▶ **Exercise instructions**:
If a line below contains the string "Privacy", return that line.

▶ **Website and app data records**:
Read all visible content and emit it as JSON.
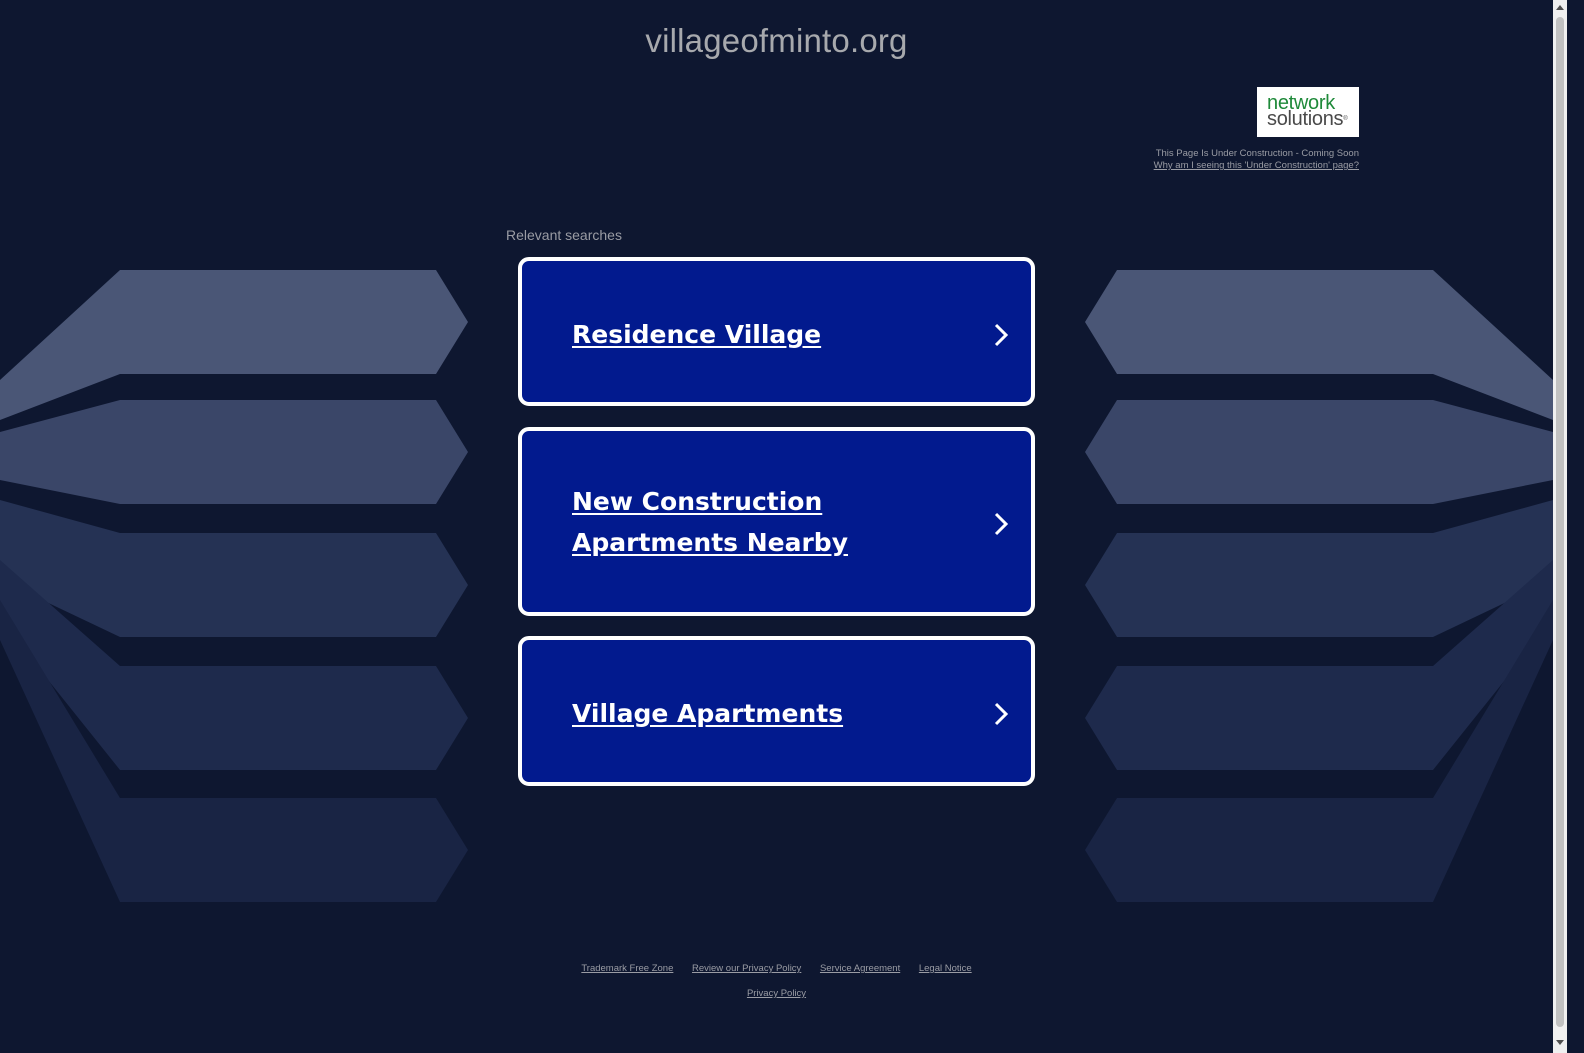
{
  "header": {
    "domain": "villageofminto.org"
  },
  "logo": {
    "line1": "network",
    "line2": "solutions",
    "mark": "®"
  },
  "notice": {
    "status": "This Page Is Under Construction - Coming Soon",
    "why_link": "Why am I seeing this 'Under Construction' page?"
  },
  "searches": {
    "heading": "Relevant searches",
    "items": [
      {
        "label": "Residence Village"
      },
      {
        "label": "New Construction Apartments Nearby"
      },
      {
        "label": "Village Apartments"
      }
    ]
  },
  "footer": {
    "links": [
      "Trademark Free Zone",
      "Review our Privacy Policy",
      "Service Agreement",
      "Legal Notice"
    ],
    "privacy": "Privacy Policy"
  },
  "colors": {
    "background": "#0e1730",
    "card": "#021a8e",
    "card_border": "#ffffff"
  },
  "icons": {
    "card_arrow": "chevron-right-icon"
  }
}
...
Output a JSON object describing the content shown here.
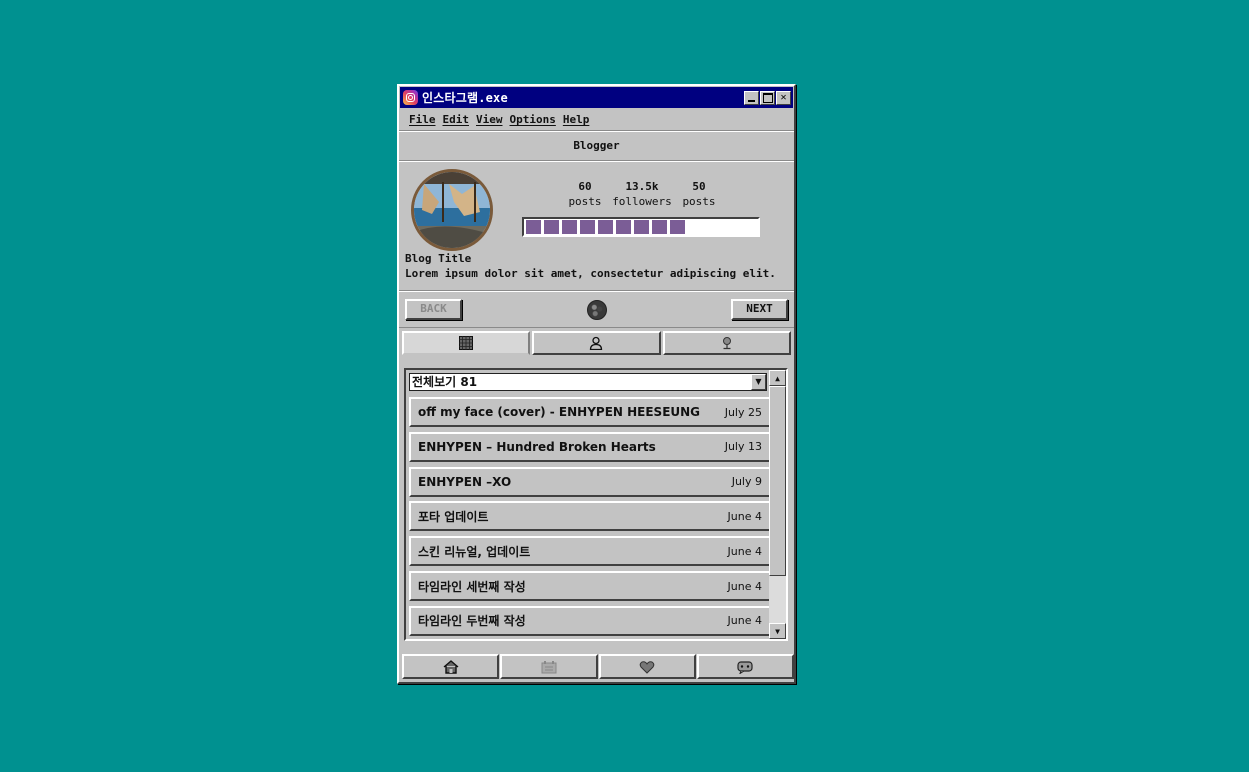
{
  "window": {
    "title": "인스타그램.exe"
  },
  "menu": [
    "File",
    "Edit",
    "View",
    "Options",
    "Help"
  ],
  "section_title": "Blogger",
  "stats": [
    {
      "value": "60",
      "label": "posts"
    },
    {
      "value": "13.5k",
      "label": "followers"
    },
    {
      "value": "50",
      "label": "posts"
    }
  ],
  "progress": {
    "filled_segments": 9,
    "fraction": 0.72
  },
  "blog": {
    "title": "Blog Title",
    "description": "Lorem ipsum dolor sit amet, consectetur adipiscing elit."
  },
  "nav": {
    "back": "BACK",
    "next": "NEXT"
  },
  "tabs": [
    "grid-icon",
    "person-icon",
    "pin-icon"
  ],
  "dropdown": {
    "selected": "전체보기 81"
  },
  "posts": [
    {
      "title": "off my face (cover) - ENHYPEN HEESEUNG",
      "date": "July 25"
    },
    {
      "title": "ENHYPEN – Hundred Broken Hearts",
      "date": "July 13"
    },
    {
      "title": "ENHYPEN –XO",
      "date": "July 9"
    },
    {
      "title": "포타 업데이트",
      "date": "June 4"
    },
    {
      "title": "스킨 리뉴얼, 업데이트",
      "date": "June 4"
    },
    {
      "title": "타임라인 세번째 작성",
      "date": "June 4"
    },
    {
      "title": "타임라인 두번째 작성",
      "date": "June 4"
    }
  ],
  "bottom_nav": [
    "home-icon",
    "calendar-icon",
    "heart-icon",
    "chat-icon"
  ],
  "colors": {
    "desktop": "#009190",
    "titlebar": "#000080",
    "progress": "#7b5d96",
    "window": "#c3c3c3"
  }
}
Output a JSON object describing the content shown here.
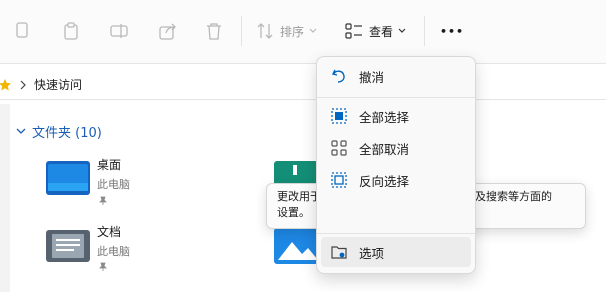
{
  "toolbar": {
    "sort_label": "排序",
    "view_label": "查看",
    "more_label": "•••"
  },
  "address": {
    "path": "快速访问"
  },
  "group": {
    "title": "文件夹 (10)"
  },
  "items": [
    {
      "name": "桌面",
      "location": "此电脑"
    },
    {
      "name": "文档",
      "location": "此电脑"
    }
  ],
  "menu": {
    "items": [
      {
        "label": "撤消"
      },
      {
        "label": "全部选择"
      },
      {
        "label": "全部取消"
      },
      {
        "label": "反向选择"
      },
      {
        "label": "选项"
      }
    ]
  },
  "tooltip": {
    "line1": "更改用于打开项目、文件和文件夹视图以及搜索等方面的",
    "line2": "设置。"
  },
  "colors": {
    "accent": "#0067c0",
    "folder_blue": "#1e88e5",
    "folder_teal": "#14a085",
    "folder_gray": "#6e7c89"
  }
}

▶ **Exercise answer**:
      "Review our Privacy Policy",
    "privacy": "Privacy Policy"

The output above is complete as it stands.